Technology moves fast. Really fast. Five years ago, 140 characters seemed like an impossibly short way to communicate. Now it seems verbose.
It runs deeper than that. The digital age has accelerated everything. New sites and apps and devices are launched overnight. Consumers adopt new behaviors in the blink of an eye. Trends catch on and go stale before many people even know they exist.
But in the race to find the next big thing, it’s getting harder and harder to distinguish a fad from a phenomenon.
Take Foursquare for example. Do you realize that Foursquare launched just five years ago? Within a few months it had millions of registered users. There were stories of fistfights (virtual and real) to become the Mayor of Starbucks or 7-11 or Sal’s Pizza. It added a new layer of gameplay and active participation to social media.
Now ask yourself: When was the last time you checked in on Foursquare?
See what I mean?
Groupon is another prime suspect. Like many, the company blew up overnight, going from unknown to ubiquitous. Copycats popped up in waves, like a mob of fresh zombies on The Walking Dead. Economists began to herald a new age of social shopping.

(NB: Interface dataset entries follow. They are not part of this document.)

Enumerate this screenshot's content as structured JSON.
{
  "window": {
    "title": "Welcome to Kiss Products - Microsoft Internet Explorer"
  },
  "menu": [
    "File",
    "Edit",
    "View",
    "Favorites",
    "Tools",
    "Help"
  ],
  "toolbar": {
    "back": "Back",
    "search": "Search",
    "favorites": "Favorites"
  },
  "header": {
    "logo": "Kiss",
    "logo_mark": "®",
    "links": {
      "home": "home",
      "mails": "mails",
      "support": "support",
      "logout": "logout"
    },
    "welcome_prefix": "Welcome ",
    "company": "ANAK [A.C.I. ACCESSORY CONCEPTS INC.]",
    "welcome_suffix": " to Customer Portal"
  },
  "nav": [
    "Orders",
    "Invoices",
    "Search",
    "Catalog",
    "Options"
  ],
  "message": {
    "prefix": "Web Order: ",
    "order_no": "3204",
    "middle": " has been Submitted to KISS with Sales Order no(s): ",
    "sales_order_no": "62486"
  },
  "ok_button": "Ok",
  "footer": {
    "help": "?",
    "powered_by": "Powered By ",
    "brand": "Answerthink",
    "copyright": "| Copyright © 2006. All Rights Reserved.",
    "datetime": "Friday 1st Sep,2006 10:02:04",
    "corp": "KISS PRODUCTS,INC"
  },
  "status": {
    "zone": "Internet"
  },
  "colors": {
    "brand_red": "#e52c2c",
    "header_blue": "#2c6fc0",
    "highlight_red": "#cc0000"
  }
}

Now ask yourself: When was the last time you opened a Groupon daily email?
Don’t get me wrong. It’s not my intention to slam these companies. Far from it. I’ve had two startups that never went anywhere, so I know how difficult it is to actually execute on an idea. It’s just fascinating to see how the accelerator effect can saddle social media companies with the burden of high expectations. Cuts both ways, right?

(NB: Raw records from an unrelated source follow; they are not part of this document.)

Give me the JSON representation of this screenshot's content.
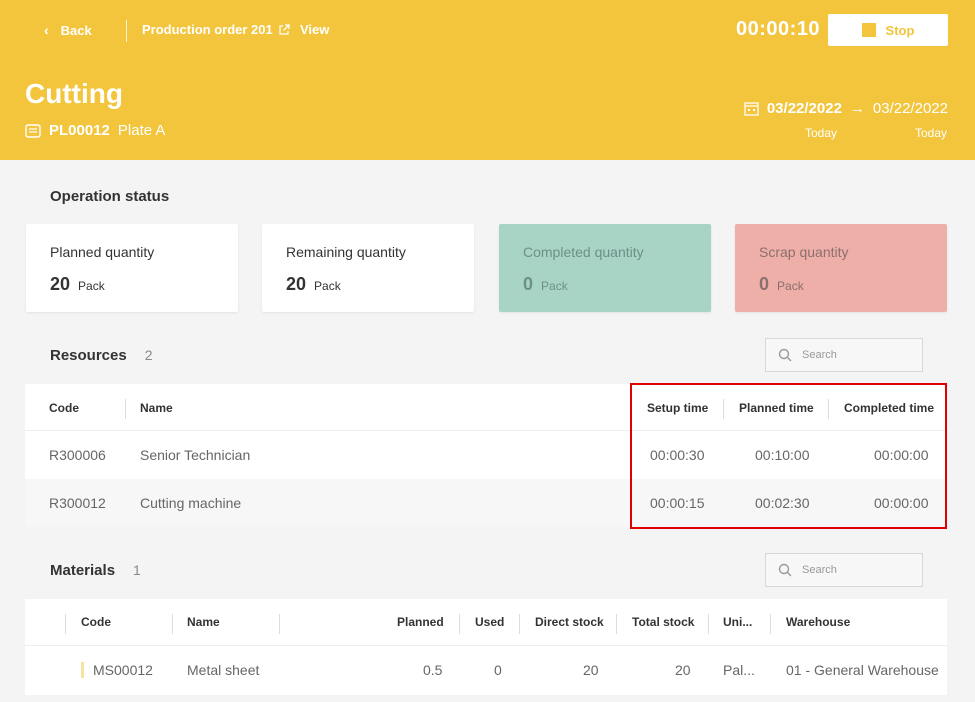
{
  "header": {
    "back_label": "Back",
    "order_label": "Production order 201",
    "view_label": "View",
    "timer": "00:00:10",
    "stop_label": "Stop",
    "title": "Cutting",
    "product_code": "PL00012",
    "product_name": "Plate A",
    "start_date": "03/22/2022",
    "end_date": "03/22/2022",
    "start_sub": "Today",
    "end_sub": "Today",
    "accent": "#f2c53d"
  },
  "operation_status": {
    "title": "Operation status",
    "cards": [
      {
        "label": "Planned quantity",
        "value": "20",
        "unit": "Pack"
      },
      {
        "label": "Remaining quantity",
        "value": "20",
        "unit": "Pack"
      },
      {
        "label": "Completed quantity",
        "value": "0",
        "unit": "Pack"
      },
      {
        "label": "Scrap quantity",
        "value": "0",
        "unit": "Pack"
      }
    ]
  },
  "resources": {
    "title": "Resources",
    "count": "2",
    "search_placeholder": "Search",
    "columns": {
      "code": "Code",
      "name": "Name",
      "setup": "Setup time",
      "planned": "Planned time",
      "completed": "Completed time"
    },
    "rows": [
      {
        "code": "R300006",
        "name": "Senior Technician",
        "setup": "00:00:30",
        "planned": "00:10:00",
        "completed": "00:00:00"
      },
      {
        "code": "R300012",
        "name": "Cutting machine",
        "setup": "00:00:15",
        "planned": "00:02:30",
        "completed": "00:00:00"
      }
    ]
  },
  "materials": {
    "title": "Materials",
    "count": "1",
    "search_placeholder": "Search",
    "columns": {
      "code": "Code",
      "name": "Name",
      "planned": "Planned",
      "used": "Used",
      "direct": "Direct stock",
      "total": "Total stock",
      "unit": "Uni...",
      "warehouse": "Warehouse"
    },
    "rows": [
      {
        "code": "MS00012",
        "name": "Metal sheet",
        "planned": "0.5",
        "used": "0",
        "direct": "20",
        "total": "20",
        "unit": "Pal...",
        "warehouse": "01 - General Warehouse"
      }
    ]
  }
}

So which of today’s hot startups are at risk of falling into the same trap? One that comes to mind is Snapchat—and the notion of disposable digital content. Snapchat is a fast-growing messaging service with a twist: the photos, images and other shared content evaporate after a short time period. Kids love Snapchat because you can send and view dirty selfies that your parents will never see. Parents hate it for the exact same reason.
Snapchat made headlines when it reportedly turned down a $3 billion offer from Google. Or was it Facebook? Who knows? The point is, the company has millions of rabid users, zero revenue to speak of… and it turned down $3 billion!
Will disposable content ever become established as a new type of consumer behavior? No one really knows, and anyone who says they know is lying. As the father of three young kids, I can tell you that many parents are desperately hoping that Snapchat is just a fad.
Here’s another emerging social behavior to keep an eye on: anonymous posting. Secret is a startup that’s only a few weeks old. It has already raised more than $8 million in funding from a who’s who list of Silicon Valley investors. Its claim to fame: All of the reviews, comments and users are anonymous. There’s no way to track down who said what, or determine their intentions, motivations or biases.
It’s the anti-social social network.
Secret’s founders think this is a good thing. They contend that people are actually more likely to be honest in social messaging with their identities protected. It’s the same logic that journalists use—“anonymous sources” always seem to go deeper than folks on the record.
Again, I have no dog in this fight. I can’t tell you whether anonymous posting or evaporating selfies will become fads or phenomena. And I certainly won’t predict whether Secret or Snapchat will turn into the next Tumblr and Facebook. Remember, I’m the guy who once devoted an entire column to ridiculing Netflix. (Thanks for not firing me, Dan’s.)
My point: If you look at the technology and social media companies that truly matter, nearly all of them solve a fundamental problem or fill a void that previously existed in our daily lives. If you can’t find either of those in a popular new site or app, chances are it will fade away.
Or, as my father used to say: Before jumping on any bandwagon, make sure the instruments are plugged in.